A poll released Thursday indicates the Senate GOP campaign arm’s pick to unseat Montana’s incumbent Democratic senator in 2024 is not faring well in a potential primary.
Former Navy SEAL Tim Sheehy, who was recruited by the National Republican Senatorial Committee (NRSC), is losing by double digits to Republican Rep. Matt Rosendale, who’s considering a bid, according to a J.L. Partners survey.
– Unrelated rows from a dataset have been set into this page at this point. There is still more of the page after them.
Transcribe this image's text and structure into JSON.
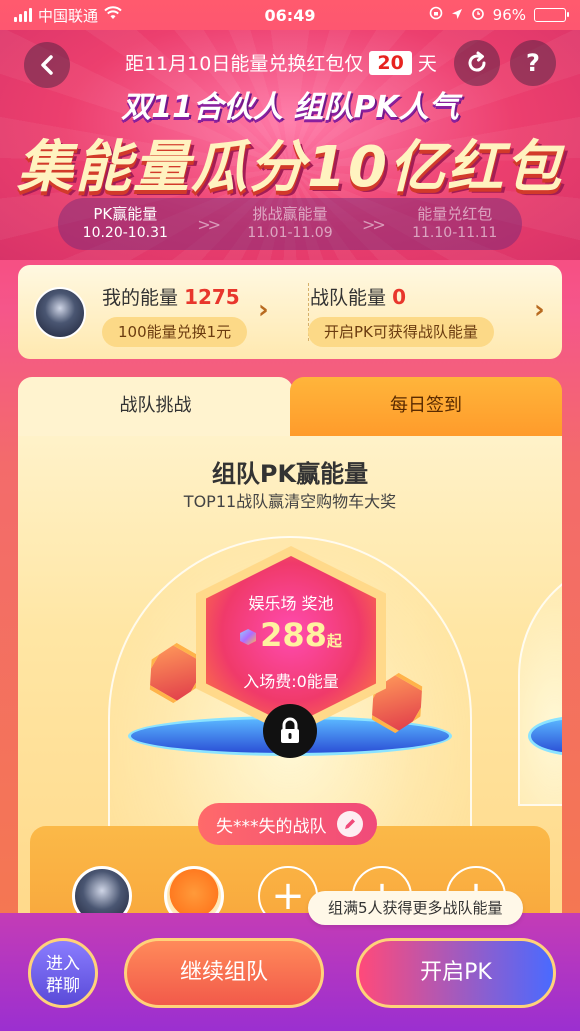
{
  "status_bar": {
    "carrier": "中国联通",
    "time": "06:49",
    "battery": "96%"
  },
  "header": {
    "countdown_prefix": "距11月10日能量兑换红包仅",
    "countdown_days": "20",
    "countdown_suffix": "天",
    "subtitle": "双11合伙人 组队PK人气",
    "title": "集能量瓜分10亿红包",
    "phases": [
      {
        "name": "PK赢能量",
        "dates": "10.20-10.31",
        "active": true
      },
      {
        "name": "挑战赢能量",
        "dates": "11.01-11.09",
        "active": false
      },
      {
        "name": "能量兑红包",
        "dates": "11.10-11.11",
        "active": false
      }
    ]
  },
  "energy": {
    "my_label": "我的能量",
    "my_value": "1275",
    "my_pill": "100能量兑换1元",
    "team_label": "战队能量",
    "team_value": "0",
    "team_pill": "开启PK可获得战队能量"
  },
  "tabs": {
    "team_challenge": "战队挑战",
    "daily_checkin": "每日签到"
  },
  "panel": {
    "title": "组队PK赢能量",
    "subtitle": "TOP11战队赢清空购物车大奖",
    "prize_name": "娱乐场 奖池",
    "prize_amount": "288",
    "prize_suffix": "起",
    "prize_fee": "入场费:0能量",
    "team_name": "失***失的战队"
  },
  "tooltip": "组满5人获得更多战队能量",
  "bottom": {
    "chat_line1": "进入",
    "chat_line2": "群聊",
    "continue_label": "继续组队",
    "pk_label": "开启PK"
  },
  "icons": {
    "back": "chevron-left-icon",
    "refresh": "refresh-icon",
    "help": "question-icon",
    "lock": "lock-icon",
    "edit": "pencil-icon",
    "add": "plus-icon"
  },
  "colors": {
    "accent_red": "#e8362c",
    "panel_bg": "#fff2c9",
    "bottom_bar": "#9b2fd0"
  }
}
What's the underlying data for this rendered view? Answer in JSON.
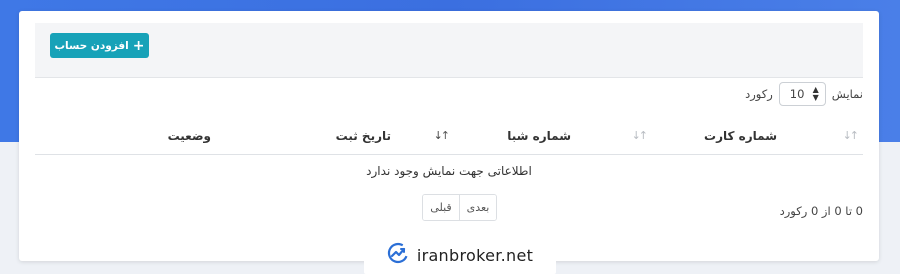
{
  "toolbar": {
    "add_button_label": "افزودن حساب",
    "add_icon": "plus-icon"
  },
  "length_menu": {
    "prefix": "نمایش",
    "selected": "10",
    "suffix": "رکورد"
  },
  "table": {
    "columns": [
      {
        "label": "شماره کارت",
        "sort_icon": "sort-icon",
        "sort_state": "none"
      },
      {
        "label": "شماره شبا",
        "sort_icon": "sort-icon",
        "sort_state": "none"
      },
      {
        "label": "تاریخ ثبت",
        "sort_icon": "sort-down-icon",
        "sort_state": "descending"
      },
      {
        "label": "وضعیت"
      }
    ],
    "rows": [],
    "empty_message": "اطلاعاتی جهت نمایش وجود ندارد"
  },
  "info": "0 تا 0 از 0 رکورد",
  "pagination": {
    "prev_label": "قبلی",
    "next_label": "بعدی"
  },
  "watermark": {
    "text": "iranbroker.net",
    "icon": "iranbroker-logo-icon"
  },
  "colors": {
    "header_gradient": "#3f78e6",
    "add_button": "#17a2b8",
    "watermark_icon": "#2b6fd6"
  }
}
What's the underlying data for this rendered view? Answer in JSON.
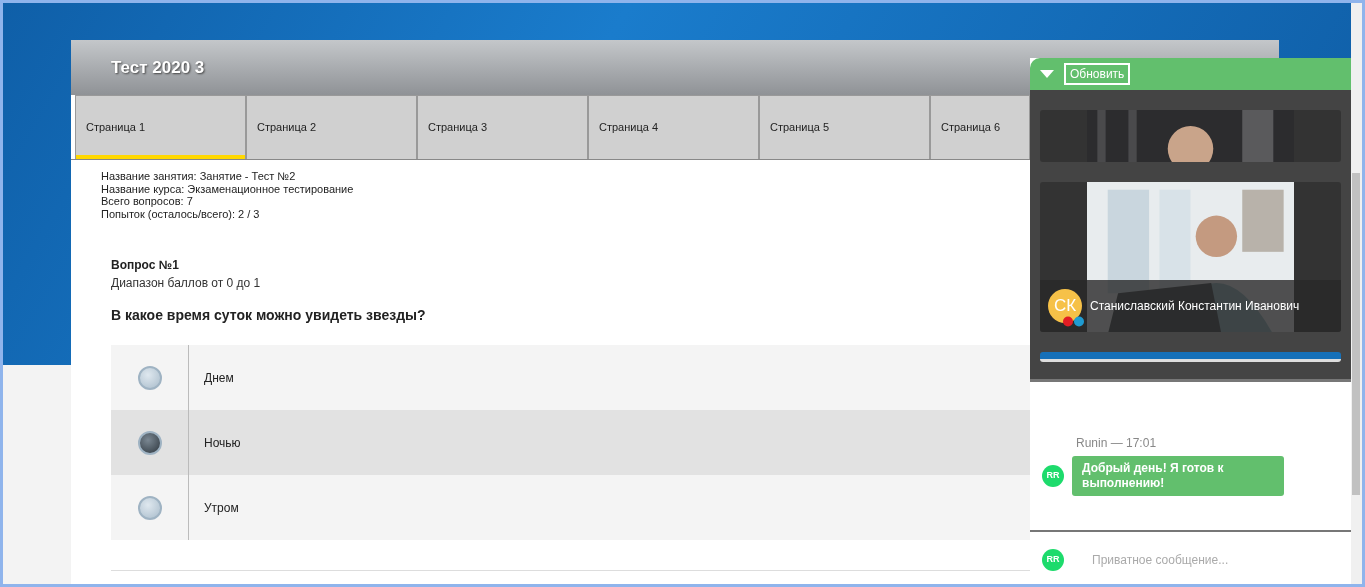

Sheehy garnered only 21% support compared to Rosendale’s 52%, with 28% of GOP primary voters remaining undecided as to which Republican should take on Democratic Sen. Jon Tester.
As prominent national Republicans line up behind a political newcomer and decorated veteran as their pick to win back a coveted Senate seat in 2024, grassroots Montana conservatives are frustrated with what they perceive as unwelcome outside influence attempting to sway the primary race.
National Republican Senatorial Committee (NRSC) Chairman Steve Daines of Montana and Senate Minority Leader Mitch McConnell recruited Tim Sheehy, who quickly secured endorsements from Republican Gov. Greg Gianforte and several other senators since his late June campaign launch. However, Montana Republicans and grassroots activists who spoke to the Daily Caller News Foundation view Sheehy as the D.C. establishment’s candidate and would rather see GOP Rep. Matt Rosendale run for the seat currently held by Democratic Sen. Jon Tester.
Moderate Senate Democrats joined Senate Republicans on Thursday in an effort to block President Joe Biden from lifting Title 42, a measure enacted during the pandemic that allows for the quick expulsion of migrants.
The bipartisan group of lawmakers proposed legislation that would halt the Center for Disease Control and Prevention (CDC) from ending the policy, which the agency announced would cease on May 23, without an adequate plan in place.
The Democrats’ reconciliation package will likely include more than $500 billion worth of climate provisions, more than the entire Department of Energy budget, the White House said, according to The Hill.
The budget represents an opportunity for “historic investment in climate change,” White House Chief of Staff Ron Klain said during an event hosted by The Hill on Tuesday evening. The likely price tag for climate programs included in the bill is likely to fall somewhere between $500 billion and $555 billion, Axios previously reported.